Nobles being noble
Partying like a peasant
Valerius (the author of the Roman text) shows Emperor Tiberius the danger of intemperance. And don’t miss this dog, who looks a bit lost in the scene.
So yeah: In the Middle Ages there was a clear concept of table manners, at least among the rich. But while the nobles are inherently better-behaved (according to this illustration paid for by nobles, anyway…), the pleasure-loving peasants don’t have it so bad. Also, if you’ve fallen completely off the table, do judgy concepts of table manners even still apply?
Detail of The Competition in Sittacene and the Placating of Sisgambis, about 1470–75, Master of the Jardin de vertueuse consolation. French and Flemish. The J. Paul Getty Museum
FALSE: Men’s clothing was always practical and functional
In a word: leggings.
Extremely wedgie-inducing, leggings-as-pants were the subject of great debate, then as now. In mid-15th-century England there was even a law about who could wear short tunics that revealed the male buttocks. Surprise! Only the rich.
More on this medieval fashion faux-pas here.
Detail of Saint Fiacre and the Shrew Houpdee, 1469, Lieven van Lathem. The J. Paul Getty Museum
FALSE: Medicine was based on pure superstition
Surgeons and doctors existed in the Middle Ages, and while some treatments were a bit scary by today’s standards (bloodletting was a thing), they were quite logical.
Then as now, many medicines were drawn from plants. Saint Fiacre, shown here, was the patron saint of gardeners and disease-sufferers, a handy combo.
(Fun fact: hemorrhoids were called “the figs of Saint Fiacre.”)
In the story that inspired this illumination, the “hey, you!” lady in the background is so amazed by Saint Fiacre’s green-thumb-slash-healing-powers that she accuses him of practicing witchcraft. But if healing and herbology sometimes seemed suspicious, healers like St. Fiacre were also thought to be doing the work of God.
Detail of Saint Jerome Extracting a Thorn from a Lion’s Paw, second quarter of 15th century, Master of the Murano Gradual, Italian. The J. Paul Getty Museum
Practical and logical home remedies, like ointments and bandaging, are also seen aplenty in pictures from the Middle Ages. In this illumination depicting the miracle of Saint Jerome removing a thorn from a lion’s paw, a frightened monk in the background rushes in with a gold bowl of ointment and a semi-sheer bandage. In the foreground, Saint Jerome casually, and elegantly, removes the splinter with a pair of gold tweezers. Just because a miracle is occurring doesn’t mean you shouldn’t stop at CVS.
Detail of The Trinity, Book of Planets, Anatomical Treatise, Liber synonimorum, shortly after 1464. German. The J. Paul Getty Museum
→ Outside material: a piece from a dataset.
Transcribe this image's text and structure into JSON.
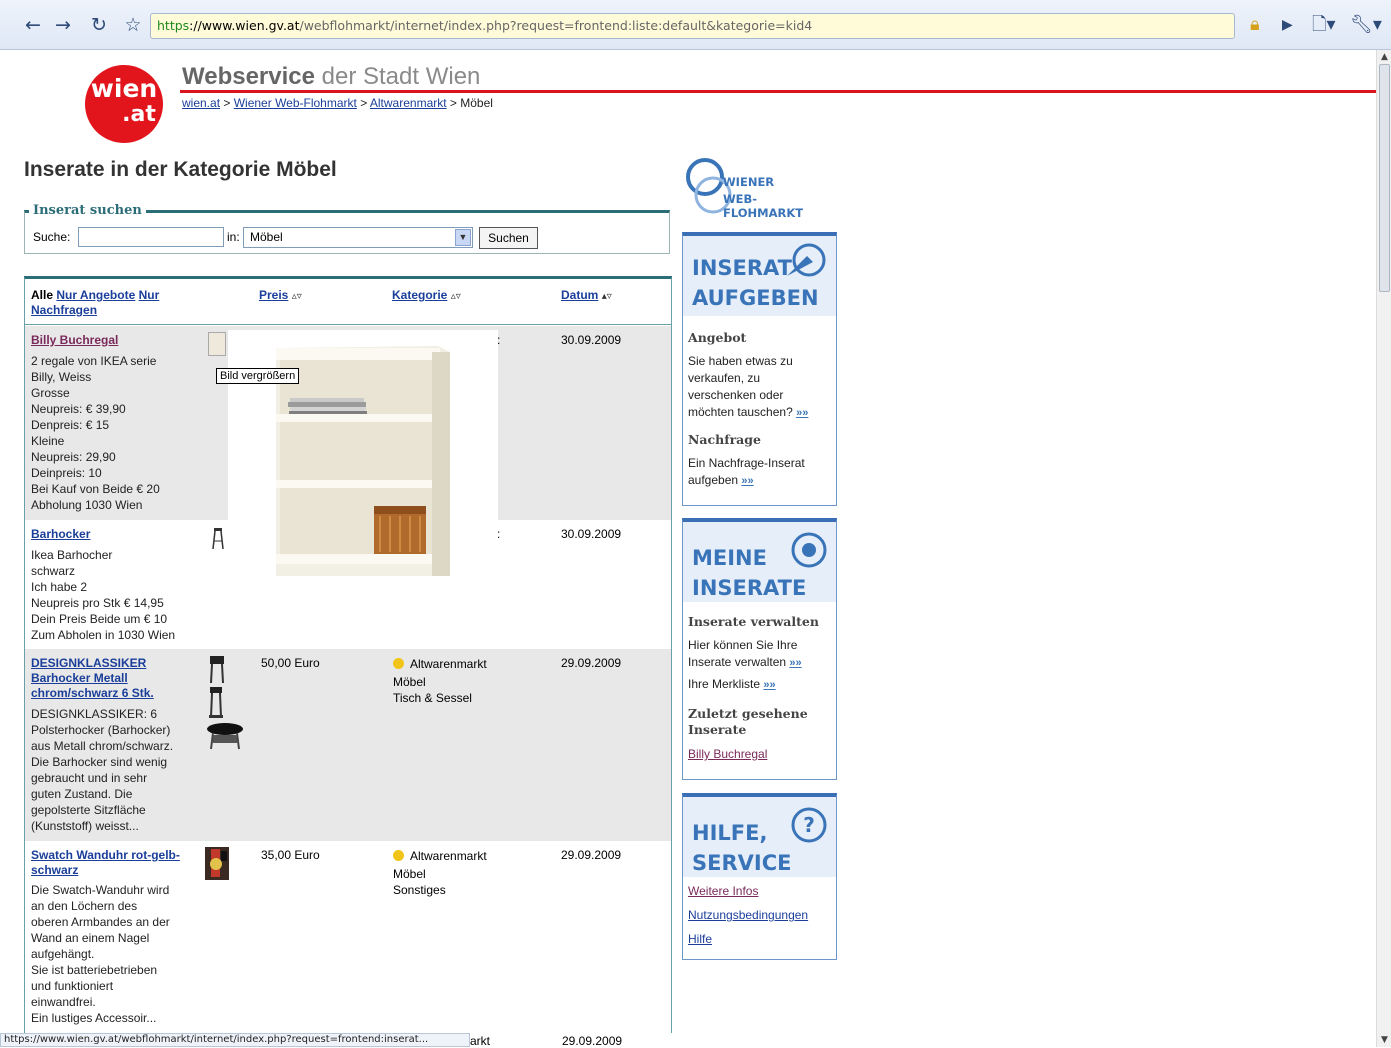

Also on the topic of science, in the Middle Ages astrology was hugely important. People at all levels of society were concerned with their star charts, political leaders especially so. From breaking ground for new buildings to waging battle, astrological considerations were taken very seriously. Astrology may seem superstitious to some of us, but it was practiced (some would say, is practiced) much like a science.
Details from Combat with Dagger and Staff, about 1410, Italian. Flower of Battle. The J. Paul Getty Museum.
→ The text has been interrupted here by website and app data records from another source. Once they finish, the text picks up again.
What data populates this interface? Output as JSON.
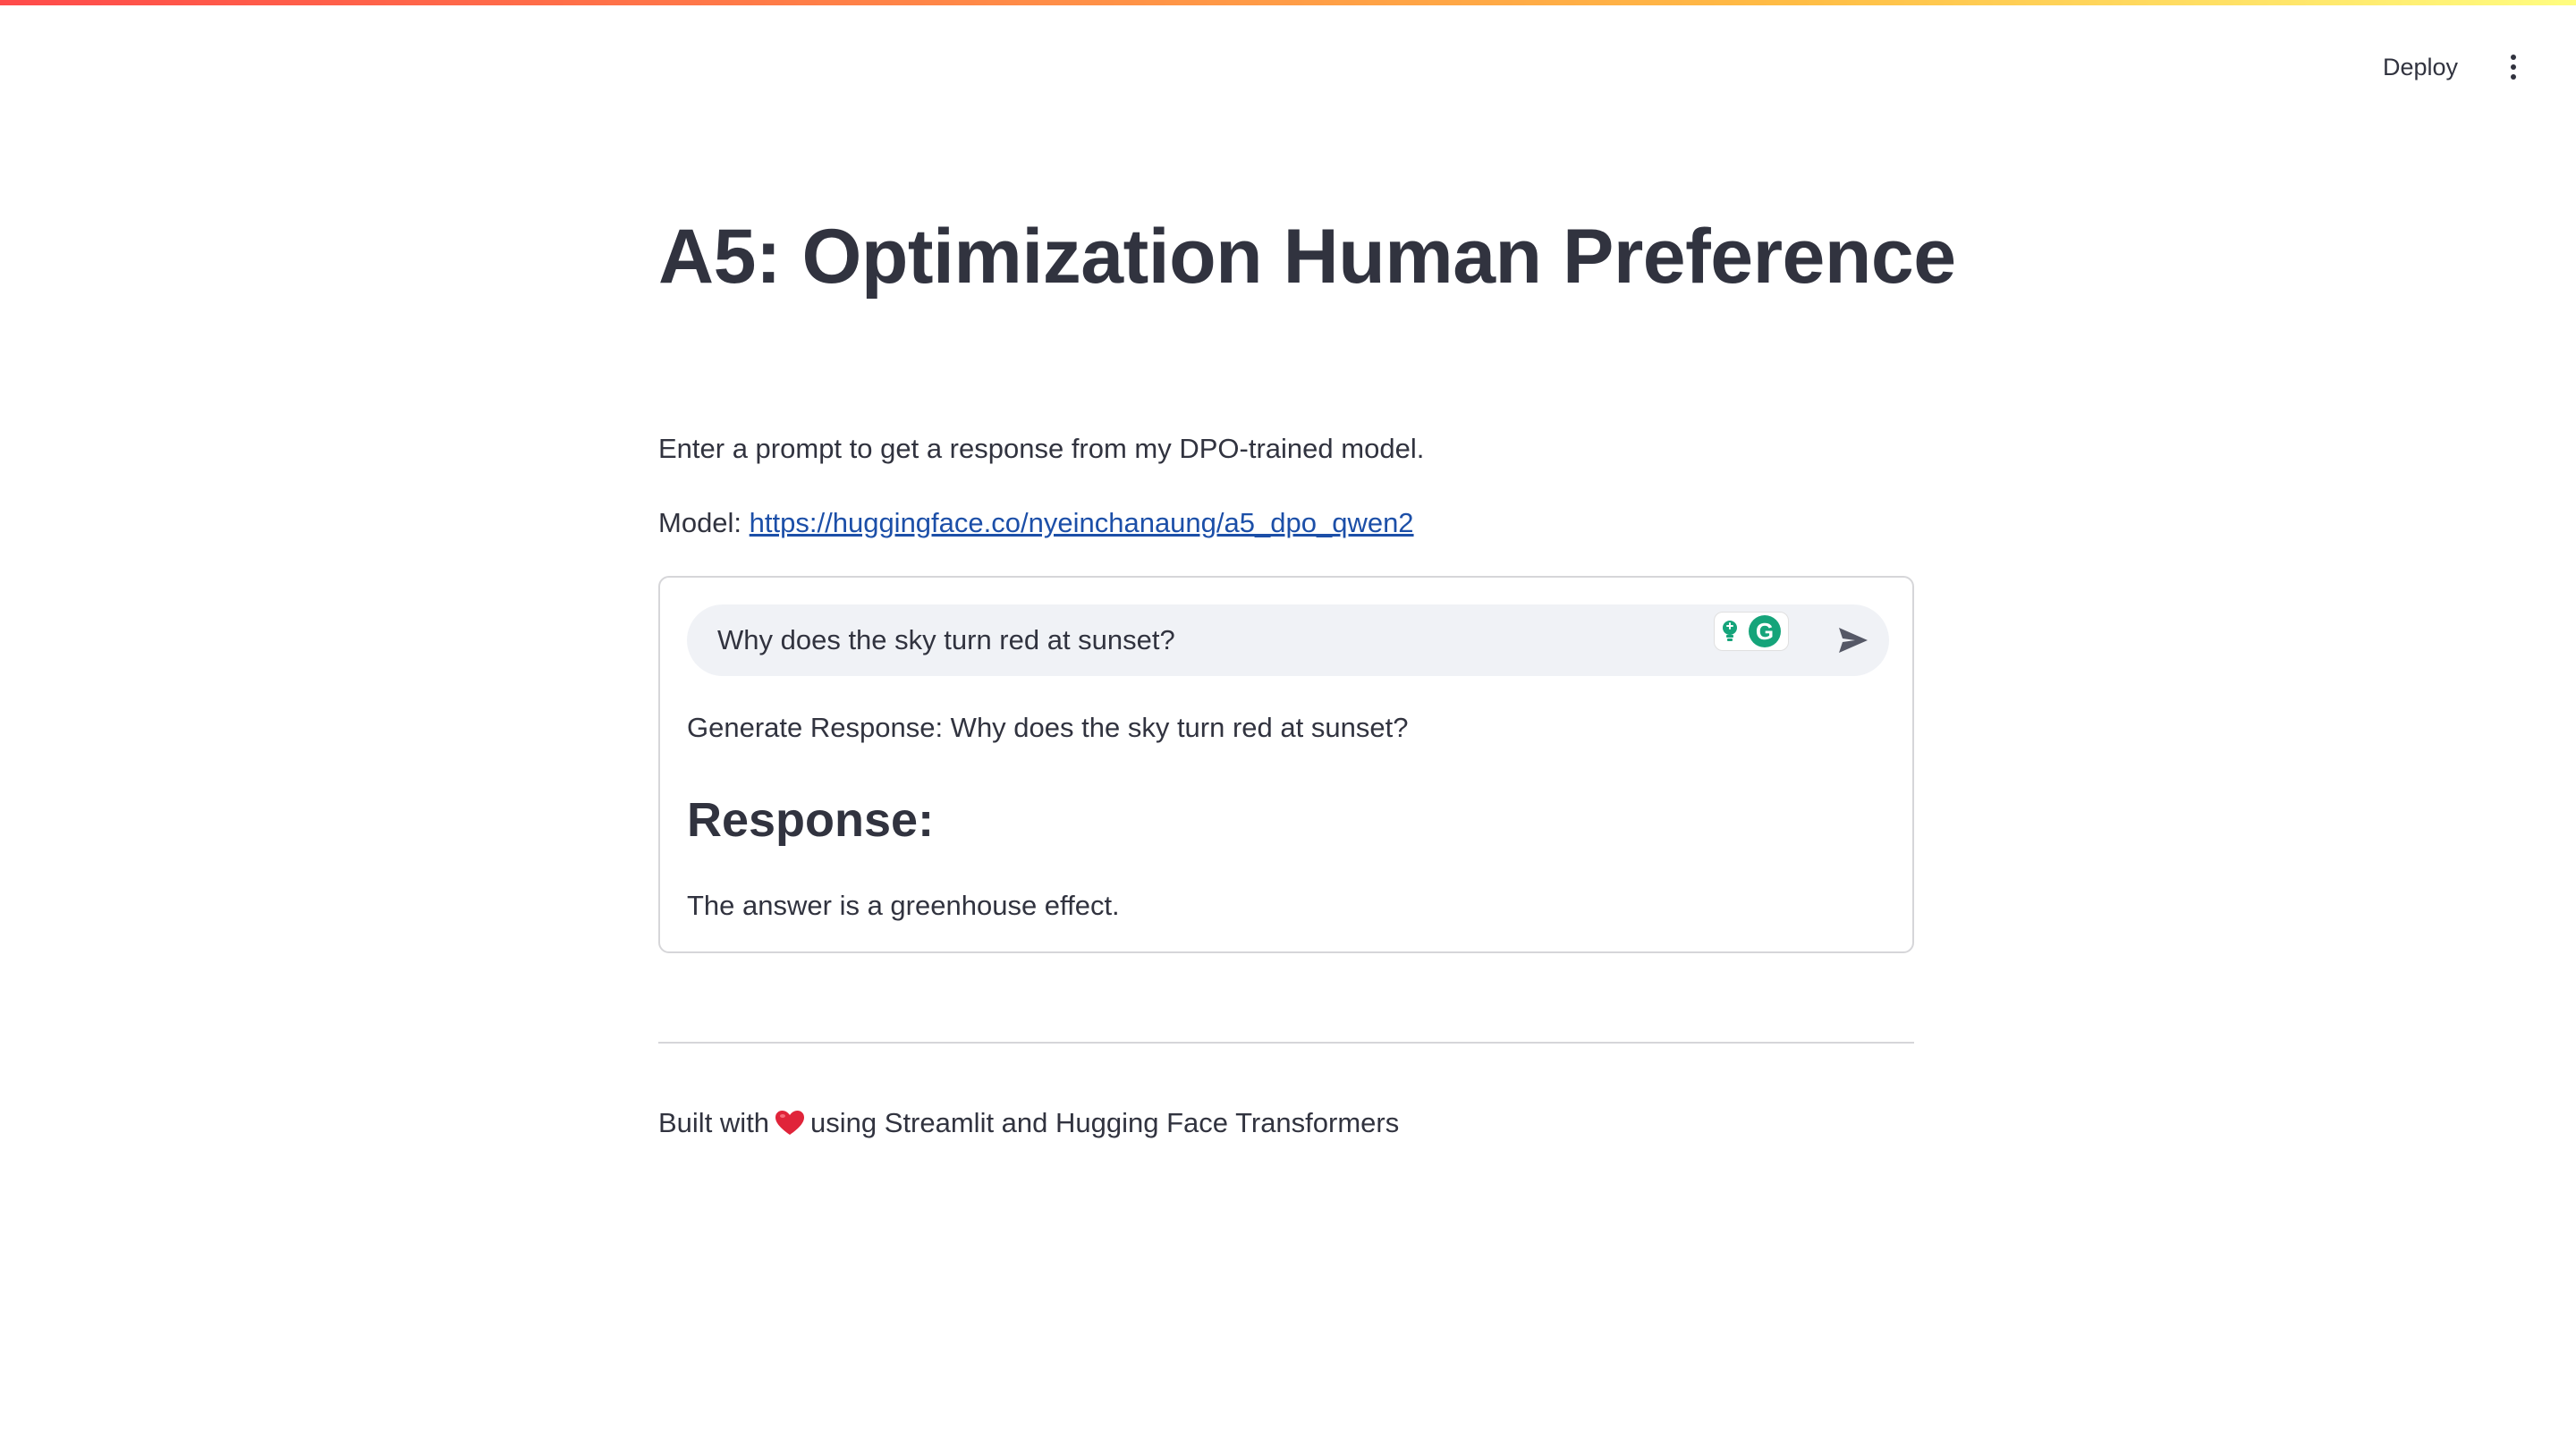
{
  "header": {
    "deploy_label": "Deploy",
    "menu_icon": "more-vertical-icon"
  },
  "main": {
    "title": "A5: Optimization Human Preference",
    "intro": "Enter a prompt to get a response from my DPO-trained model.",
    "model_label": "Model: ",
    "model_link": "https://huggingface.co/nyeinchanaung/a5_dpo_qwen2"
  },
  "chat": {
    "input_value": "Why does the sky turn red at sunset?",
    "send_icon": "send-icon",
    "extension_icons": [
      "lightbulb-icon",
      "grammarly-icon"
    ],
    "grammarly_letter": "G"
  },
  "result": {
    "generate_line": "Generate Response: Why does the sky turn red at sunset?",
    "response_heading": "Response:",
    "response_text": "The answer is a greenhouse effect."
  },
  "footer": {
    "text_before": "Built with",
    "heart_icon": "red-heart-icon",
    "text_after": "using Streamlit and Hugging Face Transformers"
  },
  "colors": {
    "text": "#31333f",
    "link": "#1c4fa8",
    "input_bg": "#f0f2f6",
    "border": "#d6d6d9",
    "accent_red": "#ff4b4b",
    "grammarly_green": "#15a47a"
  }
}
FALSE: The most powerful military force consisted of armored knights riding into battle
Sure there were mounted members of the military, but more often than not, soldiers had to fight on the ground. A manuscript in our collection, The Flower of Battle, shows all kinds of medieval weapons, armor, and combat tactics. The picture above shows combat with dagger and staff.
Combat with staff
Check out the scary guy on the left wielding a cave-man-ish club.
Who knows, this might have been the book that taught Gandalf to fight. Because fantasy books ARE REAL…even if authors sometimes get the facts wrong.